Run the following command to debug a worker node and check if crun-wasm installed successfully:

oc debug node/<node-name> -- chroot /host && crun-wasm -v

 

Replace <node-name> with the name of a worker node in your cluster. Once inside the debug session, you can check if crun-wasm is available by running the crun-wasm -v command.

Use the following example to check if wasm bits are enabled appropriately:

In this example, we are applying the label pod-security.kubernetes.io/enforce with the value baseline to the namespace default. By labeling the namespace with baseline, we are ensuring that all pods created within this namespace adhere to a standard set of security policies and configurations designed for the OCP cluster.

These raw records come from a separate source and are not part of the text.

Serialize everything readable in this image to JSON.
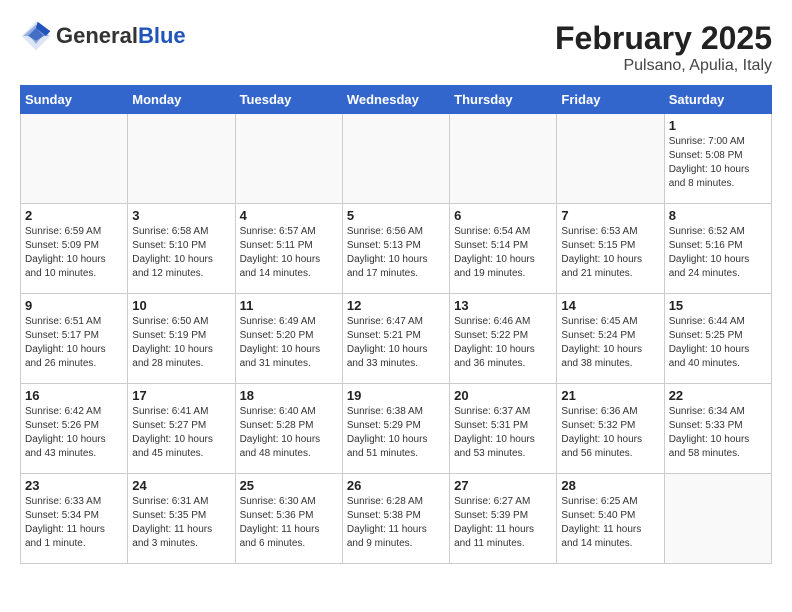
{
  "header": {
    "logo_general": "General",
    "logo_blue": "Blue",
    "month_year": "February 2025",
    "location": "Pulsano, Apulia, Italy"
  },
  "days_of_week": [
    "Sunday",
    "Monday",
    "Tuesday",
    "Wednesday",
    "Thursday",
    "Friday",
    "Saturday"
  ],
  "weeks": [
    [
      {
        "day": "",
        "info": ""
      },
      {
        "day": "",
        "info": ""
      },
      {
        "day": "",
        "info": ""
      },
      {
        "day": "",
        "info": ""
      },
      {
        "day": "",
        "info": ""
      },
      {
        "day": "",
        "info": ""
      },
      {
        "day": "1",
        "info": "Sunrise: 7:00 AM\nSunset: 5:08 PM\nDaylight: 10 hours\nand 8 minutes."
      }
    ],
    [
      {
        "day": "2",
        "info": "Sunrise: 6:59 AM\nSunset: 5:09 PM\nDaylight: 10 hours\nand 10 minutes."
      },
      {
        "day": "3",
        "info": "Sunrise: 6:58 AM\nSunset: 5:10 PM\nDaylight: 10 hours\nand 12 minutes."
      },
      {
        "day": "4",
        "info": "Sunrise: 6:57 AM\nSunset: 5:11 PM\nDaylight: 10 hours\nand 14 minutes."
      },
      {
        "day": "5",
        "info": "Sunrise: 6:56 AM\nSunset: 5:13 PM\nDaylight: 10 hours\nand 17 minutes."
      },
      {
        "day": "6",
        "info": "Sunrise: 6:54 AM\nSunset: 5:14 PM\nDaylight: 10 hours\nand 19 minutes."
      },
      {
        "day": "7",
        "info": "Sunrise: 6:53 AM\nSunset: 5:15 PM\nDaylight: 10 hours\nand 21 minutes."
      },
      {
        "day": "8",
        "info": "Sunrise: 6:52 AM\nSunset: 5:16 PM\nDaylight: 10 hours\nand 24 minutes."
      }
    ],
    [
      {
        "day": "9",
        "info": "Sunrise: 6:51 AM\nSunset: 5:17 PM\nDaylight: 10 hours\nand 26 minutes."
      },
      {
        "day": "10",
        "info": "Sunrise: 6:50 AM\nSunset: 5:19 PM\nDaylight: 10 hours\nand 28 minutes."
      },
      {
        "day": "11",
        "info": "Sunrise: 6:49 AM\nSunset: 5:20 PM\nDaylight: 10 hours\nand 31 minutes."
      },
      {
        "day": "12",
        "info": "Sunrise: 6:47 AM\nSunset: 5:21 PM\nDaylight: 10 hours\nand 33 minutes."
      },
      {
        "day": "13",
        "info": "Sunrise: 6:46 AM\nSunset: 5:22 PM\nDaylight: 10 hours\nand 36 minutes."
      },
      {
        "day": "14",
        "info": "Sunrise: 6:45 AM\nSunset: 5:24 PM\nDaylight: 10 hours\nand 38 minutes."
      },
      {
        "day": "15",
        "info": "Sunrise: 6:44 AM\nSunset: 5:25 PM\nDaylight: 10 hours\nand 40 minutes."
      }
    ],
    [
      {
        "day": "16",
        "info": "Sunrise: 6:42 AM\nSunset: 5:26 PM\nDaylight: 10 hours\nand 43 minutes."
      },
      {
        "day": "17",
        "info": "Sunrise: 6:41 AM\nSunset: 5:27 PM\nDaylight: 10 hours\nand 45 minutes."
      },
      {
        "day": "18",
        "info": "Sunrise: 6:40 AM\nSunset: 5:28 PM\nDaylight: 10 hours\nand 48 minutes."
      },
      {
        "day": "19",
        "info": "Sunrise: 6:38 AM\nSunset: 5:29 PM\nDaylight: 10 hours\nand 51 minutes."
      },
      {
        "day": "20",
        "info": "Sunrise: 6:37 AM\nSunset: 5:31 PM\nDaylight: 10 hours\nand 53 minutes."
      },
      {
        "day": "21",
        "info": "Sunrise: 6:36 AM\nSunset: 5:32 PM\nDaylight: 10 hours\nand 56 minutes."
      },
      {
        "day": "22",
        "info": "Sunrise: 6:34 AM\nSunset: 5:33 PM\nDaylight: 10 hours\nand 58 minutes."
      }
    ],
    [
      {
        "day": "23",
        "info": "Sunrise: 6:33 AM\nSunset: 5:34 PM\nDaylight: 11 hours\nand 1 minute."
      },
      {
        "day": "24",
        "info": "Sunrise: 6:31 AM\nSunset: 5:35 PM\nDaylight: 11 hours\nand 3 minutes."
      },
      {
        "day": "25",
        "info": "Sunrise: 6:30 AM\nSunset: 5:36 PM\nDaylight: 11 hours\nand 6 minutes."
      },
      {
        "day": "26",
        "info": "Sunrise: 6:28 AM\nSunset: 5:38 PM\nDaylight: 11 hours\nand 9 minutes."
      },
      {
        "day": "27",
        "info": "Sunrise: 6:27 AM\nSunset: 5:39 PM\nDaylight: 11 hours\nand 11 minutes."
      },
      {
        "day": "28",
        "info": "Sunrise: 6:25 AM\nSunset: 5:40 PM\nDaylight: 11 hours\nand 14 minutes."
      },
      {
        "day": "",
        "info": ""
      }
    ]
  ]
}
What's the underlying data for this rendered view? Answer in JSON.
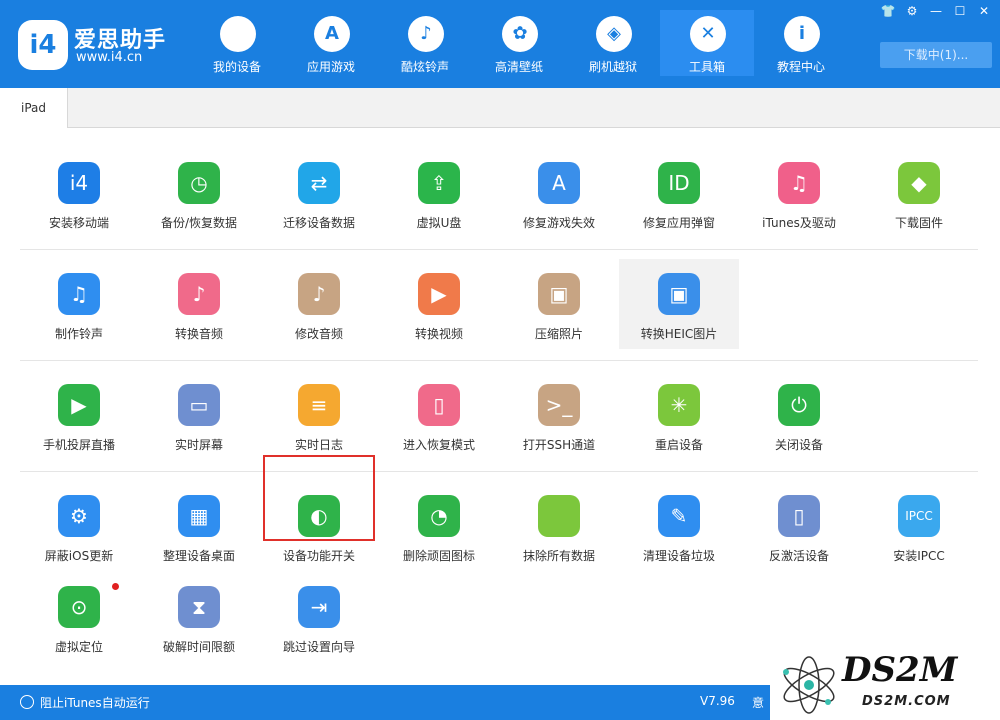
{
  "header": {
    "logo_mark": "i4",
    "logo_title": "爱思助手",
    "logo_url": "www.i4.cn",
    "nav": [
      {
        "label": "我的设备",
        "icon": "apple-icon",
        "glyph": ""
      },
      {
        "label": "应用游戏",
        "icon": "app-store-icon",
        "glyph": "A"
      },
      {
        "label": "酷炫铃声",
        "icon": "bell-icon",
        "glyph": "♪"
      },
      {
        "label": "高清壁纸",
        "icon": "flower-icon",
        "glyph": "✿"
      },
      {
        "label": "刷机越狱",
        "icon": "dropbox-icon",
        "glyph": "◈"
      },
      {
        "label": "工具箱",
        "icon": "tools-icon",
        "glyph": "✕"
      },
      {
        "label": "教程中心",
        "icon": "info-icon",
        "glyph": "i"
      }
    ],
    "active_nav": "工具箱",
    "download_label": "下载中(1)...",
    "window_buttons": [
      "shirt-icon",
      "gear-icon",
      "minimize-icon",
      "maximize-icon",
      "close-icon"
    ]
  },
  "tabs": [
    {
      "label": "iPad"
    }
  ],
  "tools": [
    {
      "label": "安装移动端",
      "icon": "i4-icon",
      "color": "#1e7ee6",
      "glyph": "i4"
    },
    {
      "label": "备份/恢复数据",
      "icon": "backup-clock-icon",
      "color": "#2fb34a",
      "glyph": "◷"
    },
    {
      "label": "迁移设备数据",
      "icon": "migrate-icon",
      "color": "#21a6e8",
      "glyph": "⇄"
    },
    {
      "label": "虚拟U盘",
      "icon": "usb-icon",
      "color": "#2bb54b",
      "glyph": "⇪"
    },
    {
      "label": "修复游戏失效",
      "icon": "app-store-repair-icon",
      "color": "#3a8fea",
      "glyph": "A"
    },
    {
      "label": "修复应用弹窗",
      "icon": "apple-id-icon",
      "color": "#2fb34a",
      "glyph": "ID"
    },
    {
      "label": "iTunes及驱动",
      "icon": "itunes-icon",
      "color": "#f0608a",
      "glyph": "♫"
    },
    {
      "label": "下载固件",
      "icon": "cube-icon",
      "color": "#7cc73c",
      "glyph": "◆"
    },
    {
      "label": "制作铃声",
      "icon": "bell-plus-icon",
      "color": "#2f8ef0",
      "glyph": "♫"
    },
    {
      "label": "转换音频",
      "icon": "music-note-icon",
      "color": "#f06a8a",
      "glyph": "♪"
    },
    {
      "label": "修改音频",
      "icon": "music-edit-icon",
      "color": "#c7a483",
      "glyph": "♪"
    },
    {
      "label": "转换视频",
      "icon": "play-icon",
      "color": "#f07a4a",
      "glyph": "▶"
    },
    {
      "label": "压缩照片",
      "icon": "photo-icon",
      "color": "#c7a483",
      "glyph": "▣"
    },
    {
      "label": "转换HEIC图片",
      "icon": "heic-image-icon",
      "color": "#3a8fea",
      "glyph": "▣"
    },
    {
      "label": "手机投屏直播",
      "icon": "screen-cast-icon",
      "color": "#2fb34a",
      "glyph": "▶"
    },
    {
      "label": "实时屏幕",
      "icon": "monitor-icon",
      "color": "#6f8fd0",
      "glyph": "▭"
    },
    {
      "label": "实时日志",
      "icon": "log-document-icon",
      "color": "#f5a830",
      "glyph": "≡"
    },
    {
      "label": "进入恢复模式",
      "icon": "recovery-phone-icon",
      "color": "#f06a8a",
      "glyph": "▯"
    },
    {
      "label": "打开SSH通道",
      "icon": "terminal-icon",
      "color": "#c7a483",
      "glyph": ">_"
    },
    {
      "label": "重启设备",
      "icon": "restart-icon",
      "color": "#7cc73c",
      "glyph": "✳"
    },
    {
      "label": "关闭设备",
      "icon": "power-icon",
      "color": "#2fb34a",
      "glyph": "⏻"
    },
    {
      "label": "屏蔽iOS更新",
      "icon": "block-update-icon",
      "color": "#2f8ef0",
      "glyph": "⚙"
    },
    {
      "label": "整理设备桌面",
      "icon": "grid-icon",
      "color": "#2f8ef0",
      "glyph": "▦"
    },
    {
      "label": "设备功能开关",
      "icon": "toggle-icon",
      "color": "#2fb34a",
      "glyph": "◐"
    },
    {
      "label": "删除顽固图标",
      "icon": "pie-icon",
      "color": "#2fb34a",
      "glyph": "◔"
    },
    {
      "label": "抹除所有数据",
      "icon": "apple-erase-icon",
      "color": "#7cc73c",
      "glyph": ""
    },
    {
      "label": "清理设备垃圾",
      "icon": "broom-icon",
      "color": "#2f8ef0",
      "glyph": "✎"
    },
    {
      "label": "反激活设备",
      "icon": "tablet-icon",
      "color": "#6f8fd0",
      "glyph": "▯"
    },
    {
      "label": "安装IPCC",
      "icon": "ipcc-icon",
      "color": "#3aa8ee",
      "glyph": "IPCC"
    },
    {
      "label": "虚拟定位",
      "icon": "location-pin-icon",
      "color": "#2fb34a",
      "glyph": "⊙"
    },
    {
      "label": "破解时间限额",
      "icon": "hourglass-icon",
      "color": "#6f8fd0",
      "glyph": "⧗"
    },
    {
      "label": "跳过设置向导",
      "icon": "skip-setup-icon",
      "color": "#3a8fea",
      "glyph": "⇥"
    }
  ],
  "footer": {
    "itunes_toggle_label": "阻止iTunes自动运行",
    "version": "V7.96",
    "feedback_label": "意"
  },
  "watermark": {
    "title": "DS2M",
    "url": "DS2M.COM"
  }
}
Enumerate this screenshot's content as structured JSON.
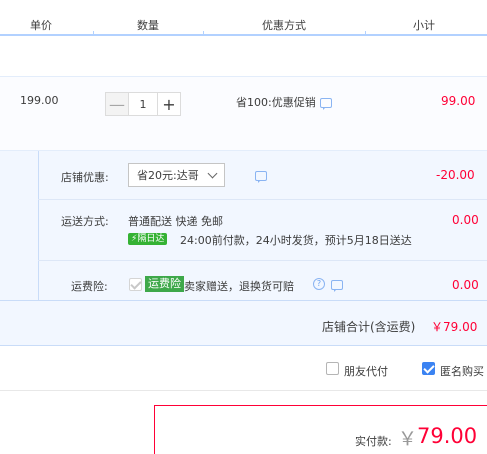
{
  "table_header": {
    "unit_price": "单价",
    "quantity": "数量",
    "promotion": "优惠方式",
    "subtotal": "小计"
  },
  "item": {
    "unit_price": "199.00",
    "quantity": "1",
    "minus_label": "—",
    "plus_label": "+",
    "promotion": "省100:优惠促销",
    "subtotal": "99.00"
  },
  "shop_discount": {
    "label": "店铺优惠:",
    "selected": "省20元:达哥",
    "amount": "-20.00"
  },
  "shipping": {
    "label": "运送方式:",
    "method": "普通配送 快递 免邮",
    "badge": "隔日达",
    "note": "24:00前付款，24小时发货，预计5月18日送达",
    "amount": "0.00"
  },
  "insurance": {
    "label": "运费险:",
    "tag": "运费险",
    "text": "卖家赠送，退换货可赔",
    "amount": "0.00",
    "help": "?"
  },
  "shop_total": {
    "label": "店铺合计(含运费)",
    "amount": "￥79.00"
  },
  "options": {
    "friend_pay": "朋友代付",
    "anonymous": "匿名购买",
    "anonymous_checked": true,
    "friend_pay_checked": false
  },
  "payment": {
    "label": "实付款:",
    "currency": "￥",
    "amount": "79.00"
  },
  "colors": {
    "accent_red": "#ff0036",
    "accent_blue": "#3b83f2",
    "header_line": "#b2d1ff",
    "panel_bg": "#f2f7ff"
  }
}
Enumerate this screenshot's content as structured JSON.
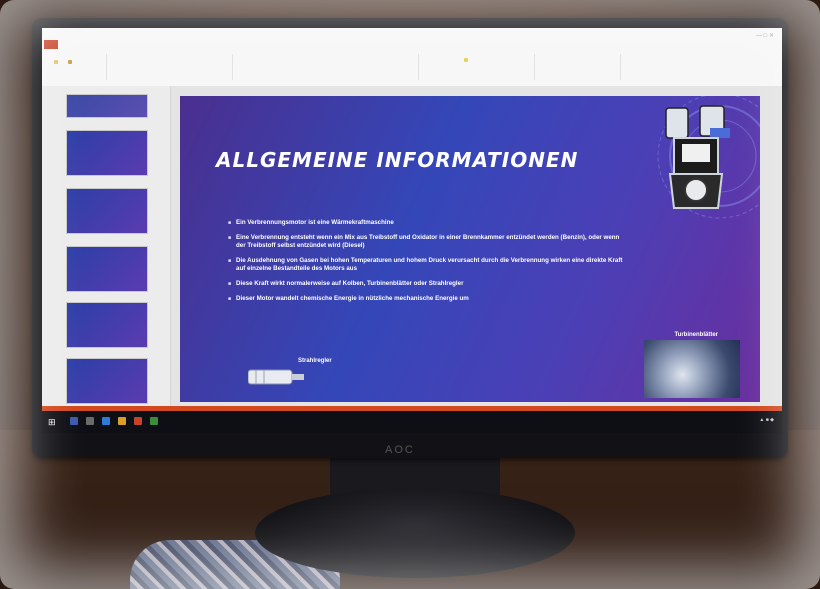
{
  "slide": {
    "title": "ALLGEMEINE INFORMATIONEN",
    "bullets": [
      "Ein Verbrennungsmotor ist eine Wärmekraftmaschine",
      "Eine Verbrennung entsteht wenn ein Mix aus Treibstoff und Oxidator in einer Brennkammer entzündet werden (Benzin), oder wenn der Treibstoff selbst entzündet wird (Diesel)",
      "Die Ausdehnung von Gasen bei hohen Temperaturen und hohem Druck verursacht durch die Verbrennung wirken eine direkte Kraft auf einzelne Bestandteile des Motors aus",
      "Diese Kraft wirkt normalerweise auf Kolben, Turbinenblätter oder Strahlregler",
      "Dieser Motor wandelt chemische Energie in nützliche mechanische Energie um"
    ],
    "caption_right": "Turbinenblätter",
    "caption_left": "Strahlregler"
  },
  "monitor": {
    "brand": "AOC"
  },
  "icons": {
    "start": "windows-start-icon",
    "engine": "engine-cylinder-icon"
  },
  "colors": {
    "slide_start": "#4a2f8f",
    "slide_mid": "#3447b8",
    "accent_orange": "#d2481f",
    "taskbar": "#0e0f14"
  }
}
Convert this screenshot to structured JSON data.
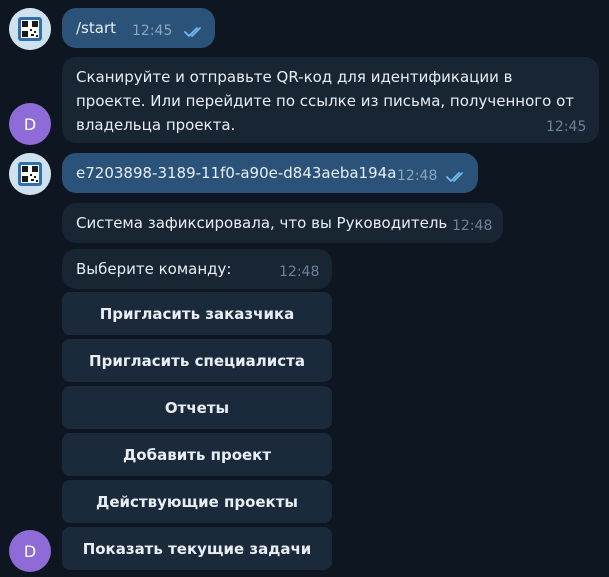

$ oc label ns/default pod-security.kubernetes.io/enforce=baseline --overwrite
namespace/default labeled

$ oc apply -f - <<EOF
apiVersion: v1
kind: Pod
metadata:
labels:
  name: http-server
name: http-server
namespace: default
spec:
containers:
  - name: http-server
    image: quay.io/crio/example-wasm-http:latest
    command: ["/http_server.wasm"]
    ports:
      - containerPort: 1234
        protocol: TCP
    securityContext:
      allowPrivilegeEscalation: false
      capabilities:
        drop: ["ALL"]
    livenessProbe:
      tcpSocket:
        port: 1234
      initialDelaySeconds: 3
      periodSeconds: 30
EOF

$ oc get pod
NAME          READY   STATUS    RESTARTS   AGE
http-server   1/1     Running   0          3m8s
$ oc expose po/http-server
service/http-server exposed
$ oc expose service/http-server
route.route.openshift.io/http-server exposed
$ ROUTE_NAME=$(oc get route http-server -o jsonpath='{.spec.host}')
$ curl $ROUTE_NAME -d "Hello world!"
echo: Hello world!

 

Following these steps, you can enable crun-wasm in your OCP cluster and test its functionality using the provided example.

We've seen how, with a simple MachineConfig, you can get WASM applications running in OpenShift containers. This is just the first step — be on the lookout for additional enhancements in the future. The developer preview support for WebAssembly workloads in OpenShift 4.14 only scratches the surface of what you can achieve. WebAssembly promises to revolutionize containerization by offering improved density, enhanced security, and increased efficiency. Runtimes like crun-wasm pave the way for exciting opportunities to explore and experiment with WASM-based applications on OpenShift Container Platform (OCP).

Conclusion

The combination of WebAssembly and OpenShift offers a promising path for the future of application development and deployment. As both technologies mature and more tools emerge to bridge the gap between them, we can expect to see even more innovative solutions that leverage the strengths of both. For developers and businesses alike, this duo presents an opportunity to build and scale applications like never before.